Emperor Ichijo had a court lady read aloud "The Tale of Genji," at which he praised the author, saying she must have been an eager reader of Nihongi (according to "Shoku-Nihongi (Continuation of Chronicles of Japan)," whereby Nihongi refers to "Nihonshoki (Chronicles of Japan)"; thus some people claim that "Nihongi" in this context means "Nihonshoki"). Because of this, Murasaki Shikibu was given the nickname 'Nihongi no Otsubone,' but it is widely thought that the Emperor's words brought her into ridicule because it was felt that a woman shouldn't read Chinese classics, and she was distressed by the words.

Michinaga's mistress

Murasaki Diary and "Eiga monogatari (A Tale of Flowering Fortunes)," the latter of which has some descriptions common to the Murasaki Diary, states that Michinaga visited her chamber at night. Additionally, "Various Japanese Family Trees" ("New Compilation of Various Japanese Family Trees Analogy") says that 'a court lady of Jotomonin, a poet, Murasaki Shikibu, an author of The Tale of Genji, or Masatada's granddaughter, Tametoki's daughter, mistress of Michinaga, the chief adviser to the Emperor,' which clearly shows that she was a mistress of Michinaga, but the true relationship between them is unknown.

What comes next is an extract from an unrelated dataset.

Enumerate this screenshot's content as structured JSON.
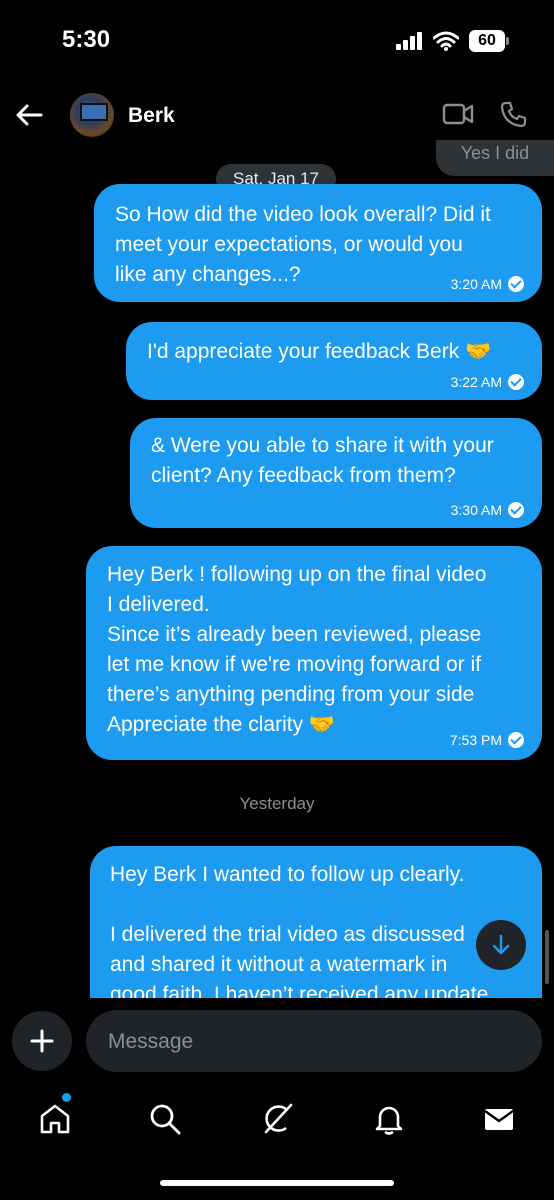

Major works

Murasaki Shikibu Diary Ekotoba (explanation on a picture scroll) (National treasure) Fujita Museum of Art

Academy of Murasaki Shikibu
The purpose of the Academy of Murasaki Shikibu is to promote classical literature as represented by "The Tale of Genji"; the academy was established on June 4, 1932 by Tsukuru FUJIMURA (president), who was the head of the Department of Japanese Literature, Faculty of Letters at Tokyo Imperial University; Senichi HISAMATSU (vice-president), a professor of Japanese literature at Tokyo Imperial University; and Kikan IKEDA (chairperson), a junior assistant of the Japanese literature study room at Tokyo Imperial University. Since January 1964, the office has been set in Japanese Literature Department lab, School of Literature, Tsurumi University, which is located in Tsurumi-ku, Yokohama City, Kanagawa Prefecture. The current president is Ken AKIYAMA.

The academy holds lecture meetings, supports a play based on "The Tale of Genji" and publishes the following periodicals:

The bulletin "Murasaki" was published every month before World War II (August 1934 - June 1944), and has been published annually after the war era (since 1962). The collection of academic papers "Studies and Data Traditional Literature Article" has been published by Musashinoshoin annually since June 1969.

[Original Japanese]